Every record, from first to last, should be written out again exactly.

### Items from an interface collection
==========
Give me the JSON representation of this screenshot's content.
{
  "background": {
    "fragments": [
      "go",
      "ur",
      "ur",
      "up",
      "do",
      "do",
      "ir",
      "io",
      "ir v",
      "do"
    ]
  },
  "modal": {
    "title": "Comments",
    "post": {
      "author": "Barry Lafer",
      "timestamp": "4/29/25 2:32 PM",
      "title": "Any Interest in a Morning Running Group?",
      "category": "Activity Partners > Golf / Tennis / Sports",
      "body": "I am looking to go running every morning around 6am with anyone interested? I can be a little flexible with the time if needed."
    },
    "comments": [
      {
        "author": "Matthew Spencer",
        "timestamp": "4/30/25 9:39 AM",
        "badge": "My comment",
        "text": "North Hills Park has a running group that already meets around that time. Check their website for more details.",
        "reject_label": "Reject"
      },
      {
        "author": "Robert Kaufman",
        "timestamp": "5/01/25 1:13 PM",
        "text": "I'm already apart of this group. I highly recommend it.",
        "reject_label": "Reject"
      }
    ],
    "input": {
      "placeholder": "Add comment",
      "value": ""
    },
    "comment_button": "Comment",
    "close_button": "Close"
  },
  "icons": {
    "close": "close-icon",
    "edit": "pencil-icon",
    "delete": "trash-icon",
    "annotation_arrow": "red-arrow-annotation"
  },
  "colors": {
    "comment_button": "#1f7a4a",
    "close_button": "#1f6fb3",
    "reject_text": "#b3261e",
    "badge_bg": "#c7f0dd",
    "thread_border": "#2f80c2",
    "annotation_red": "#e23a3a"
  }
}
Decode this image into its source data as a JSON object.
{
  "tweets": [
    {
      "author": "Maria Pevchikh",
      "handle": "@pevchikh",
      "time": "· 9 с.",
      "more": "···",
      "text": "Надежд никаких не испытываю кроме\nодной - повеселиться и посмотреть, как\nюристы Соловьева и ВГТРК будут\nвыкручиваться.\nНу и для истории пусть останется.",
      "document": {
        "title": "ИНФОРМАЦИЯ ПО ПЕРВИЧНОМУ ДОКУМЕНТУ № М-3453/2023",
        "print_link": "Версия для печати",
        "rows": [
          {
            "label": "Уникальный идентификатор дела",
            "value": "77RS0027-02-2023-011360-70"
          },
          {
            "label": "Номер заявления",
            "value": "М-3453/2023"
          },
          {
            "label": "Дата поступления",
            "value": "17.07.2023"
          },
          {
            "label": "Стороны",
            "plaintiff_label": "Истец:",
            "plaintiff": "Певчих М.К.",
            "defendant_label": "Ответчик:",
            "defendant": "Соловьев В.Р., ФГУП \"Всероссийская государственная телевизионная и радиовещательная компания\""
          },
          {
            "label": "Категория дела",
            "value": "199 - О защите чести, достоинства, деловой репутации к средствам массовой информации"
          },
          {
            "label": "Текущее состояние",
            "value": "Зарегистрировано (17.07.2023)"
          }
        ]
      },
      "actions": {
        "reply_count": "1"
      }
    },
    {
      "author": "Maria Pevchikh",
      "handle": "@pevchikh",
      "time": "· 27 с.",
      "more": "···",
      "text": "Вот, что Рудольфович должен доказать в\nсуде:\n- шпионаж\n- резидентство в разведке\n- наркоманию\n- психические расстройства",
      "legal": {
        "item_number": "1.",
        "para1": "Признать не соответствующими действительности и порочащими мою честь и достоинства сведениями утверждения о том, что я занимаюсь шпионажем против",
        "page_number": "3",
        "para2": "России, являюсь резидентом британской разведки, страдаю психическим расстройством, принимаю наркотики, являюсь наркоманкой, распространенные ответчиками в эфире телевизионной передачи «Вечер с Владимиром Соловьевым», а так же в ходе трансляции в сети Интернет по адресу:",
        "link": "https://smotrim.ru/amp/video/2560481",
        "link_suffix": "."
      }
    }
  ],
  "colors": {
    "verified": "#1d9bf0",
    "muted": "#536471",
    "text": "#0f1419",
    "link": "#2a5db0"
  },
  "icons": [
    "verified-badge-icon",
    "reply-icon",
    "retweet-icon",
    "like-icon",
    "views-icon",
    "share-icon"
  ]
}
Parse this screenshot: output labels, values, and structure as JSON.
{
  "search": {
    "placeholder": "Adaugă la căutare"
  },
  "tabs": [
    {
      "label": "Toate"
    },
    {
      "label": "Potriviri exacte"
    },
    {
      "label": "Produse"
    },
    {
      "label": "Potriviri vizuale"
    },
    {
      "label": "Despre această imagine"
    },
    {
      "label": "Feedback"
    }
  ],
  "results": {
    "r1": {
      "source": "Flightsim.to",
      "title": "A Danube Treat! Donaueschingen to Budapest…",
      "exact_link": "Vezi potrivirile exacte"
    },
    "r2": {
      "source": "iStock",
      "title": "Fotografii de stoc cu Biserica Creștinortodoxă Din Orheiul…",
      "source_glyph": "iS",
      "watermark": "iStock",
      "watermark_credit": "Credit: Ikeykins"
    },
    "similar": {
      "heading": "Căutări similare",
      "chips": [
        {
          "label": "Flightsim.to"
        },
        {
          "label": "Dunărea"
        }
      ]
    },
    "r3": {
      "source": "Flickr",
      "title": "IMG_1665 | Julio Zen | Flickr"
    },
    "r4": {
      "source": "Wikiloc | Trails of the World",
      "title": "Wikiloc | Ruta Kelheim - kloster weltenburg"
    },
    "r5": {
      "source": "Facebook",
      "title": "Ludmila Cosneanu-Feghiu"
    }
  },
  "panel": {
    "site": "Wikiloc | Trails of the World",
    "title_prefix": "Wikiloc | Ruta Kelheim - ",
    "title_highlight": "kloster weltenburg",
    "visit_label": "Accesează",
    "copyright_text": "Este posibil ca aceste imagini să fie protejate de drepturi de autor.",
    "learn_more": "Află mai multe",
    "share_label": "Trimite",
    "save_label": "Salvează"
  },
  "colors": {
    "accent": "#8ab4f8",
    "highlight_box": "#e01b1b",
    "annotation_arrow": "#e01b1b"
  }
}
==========
### Output below
Give me the JSON representation of this screenshot's content.
{
  "background": {
    "fragments": [
      "go",
      "ur",
      "ur",
      "up",
      "do",
      "do",
      "ir",
      "io",
      "ir v",
      "do"
    ]
  },
  "modal": {
    "title": "Comments",
    "post": {
      "author": "Barry Lafer",
      "timestamp": "4/29/25 2:32 PM",
      "title": "Any Interest in a Morning Running Group?",
      "category": "Activity Partners > Golf / Tennis / Sports",
      "body": "I am looking to go running every morning around 6am with anyone interested? I can be a little flexible with the time if needed."
    },
    "comments": [
      {
        "author": "Matthew Spencer",
        "timestamp": "4/30/25 9:39 AM",
        "badge": "My comment",
        "text": "North Hills Park has a running group that already meets around that time. Check their website for more details.",
        "reject_label": "Reject"
      },
      {
        "author": "Robert Kaufman",
        "timestamp": "5/01/25 1:13 PM",
        "text": "I'm already apart of this group. I highly recommend it.",
        "reject_label": "Reject"
      }
    ],
    "input": {
      "placeholder": "Add comment",
      "value": ""
    },
    "comment_button": "Comment",
    "close_button": "Close"
  },
  "icons": {
    "close": "close-icon",
    "edit": "pencil-icon",
    "delete": "trash-icon",
    "annotation_arrow": "red-arrow-annotation"
  },
  "colors": {
    "comment_button": "#1f7a4a",
    "close_button": "#1f6fb3",
    "reject_text": "#b3261e",
    "badge_bg": "#c7f0dd",
    "thread_border": "#2f80c2",
    "annotation_red": "#e23a3a"
  }
}
Decode this image into its source data as a JSON object.
{
  "tweets": [
    {
      "author": "Maria Pevchikh",
      "handle": "@pevchikh",
      "time": "· 9 с.",
      "more": "···",
      "text": "Надежд никаких не испытываю кроме\nодной - повеселиться и посмотреть, как\nюристы Соловьева и ВГТРК будут\nвыкручиваться.\nНу и для истории пусть останется.",
      "document": {
        "title": "ИНФОРМАЦИЯ ПО ПЕРВИЧНОМУ ДОКУМЕНТУ № М-3453/2023",
        "print_link": "Версия для печати",
        "rows": [
          {
            "label": "Уникальный идентификатор дела",
            "value": "77RS0027-02-2023-011360-70"
          },
          {
            "label": "Номер заявления",
            "value": "М-3453/2023"
          },
          {
            "label": "Дата поступления",
            "value": "17.07.2023"
          },
          {
            "label": "Стороны",
            "plaintiff_label": "Истец:",
            "plaintiff": "Певчих М.К.",
            "defendant_label": "Ответчик:",
            "defendant": "Соловьев В.Р., ФГУП \"Всероссийская государственная телевизионная и радиовещательная компания\""
          },
          {
            "label": "Категория дела",
            "value": "199 - О защите чести, достоинства, деловой репутации к средствам массовой информации"
          },
          {
            "label": "Текущее состояние",
            "value": "Зарегистрировано (17.07.2023)"
          }
        ]
      },
      "actions": {
        "reply_count": "1"
      }
    },
    {
      "author": "Maria Pevchikh",
      "handle": "@pevchikh",
      "time": "· 27 с.",
      "more": "···",
      "text": "Вот, что Рудольфович должен доказать в\nсуде:\n- шпионаж\n- резидентство в разведке\n- наркоманию\n- психические расстройства",
      "legal": {
        "item_number": "1.",
        "para1": "Признать не соответствующими действительности и порочащими мою честь и достоинства сведениями утверждения о том, что я занимаюсь шпионажем против",
        "page_number": "3",
        "para2": "России, являюсь резидентом британской разведки, страдаю психическим расстройством, принимаю наркотики, являюсь наркоманкой, распространенные ответчиками в эфире телевизионной передачи «Вечер с Владимиром Соловьевым», а так же в ходе трансляции в сети Интернет по адресу:",
        "link": "https://smotrim.ru/amp/video/2560481",
        "link_suffix": "."
      }
    }
  ],
  "colors": {
    "verified": "#1d9bf0",
    "muted": "#536471",
    "text": "#0f1419",
    "link": "#2a5db0"
  },
  "icons": [
    "verified-badge-icon",
    "reply-icon",
    "retweet-icon",
    "like-icon",
    "views-icon",
    "share-icon"
  ]
}
Parse this screenshot: output labels, values, and structure as JSON.
{
  "search": {
    "placeholder": "Adaugă la căutare"
  },
  "tabs": [
    {
      "label": "Toate"
    },
    {
      "label": "Potriviri exacte"
    },
    {
      "label": "Produse"
    },
    {
      "label": "Potriviri vizuale"
    },
    {
      "label": "Despre această imagine"
    },
    {
      "label": "Feedback"
    }
  ],
  "results": {
    "r1": {
      "source": "Flightsim.to",
      "title": "A Danube Treat! Donaueschingen to Budapest…",
      "exact_link": "Vezi potrivirile exacte"
    },
    "r2": {
      "source": "iStock",
      "title": "Fotografii de stoc cu Biserica Creștinortodoxă Din Orheiul…",
      "source_glyph": "iS",
      "watermark": "iStock",
      "watermark_credit": "Credit: Ikeykins"
    },
    "similar": {
      "heading": "Căutări similare",
      "chips": [
        {
          "label": "Flightsim.to"
        },
        {
          "label": "Dunărea"
        }
      ]
    },
    "r3": {
      "source": "Flickr",
      "title": "IMG_1665 | Julio Zen | Flickr"
    },
    "r4": {
      "source": "Wikiloc | Trails of the World",
      "title": "Wikiloc | Ruta Kelheim - kloster weltenburg"
    },
    "r5": {
      "source": "Facebook",
      "title": "Ludmila Cosneanu-Feghiu"
    }
  },
  "panel": {
    "site": "Wikiloc | Trails of the World",
    "title_prefix": "Wikiloc | Ruta Kelheim - ",
    "title_highlight": "kloster weltenburg",
    "visit_label": "Accesează",
    "copyright_text": "Este posibil ca aceste imagini să fie protejate de drepturi de autor.",
    "learn_more": "Află mai multe",
    "share_label": "Trimite",
    "save_label": "Salvează"
  },
  "colors": {
    "accent": "#8ab4f8",
    "highlight_box": "#e01b1b",
    "annotation_arrow": "#e01b1b"
  }
}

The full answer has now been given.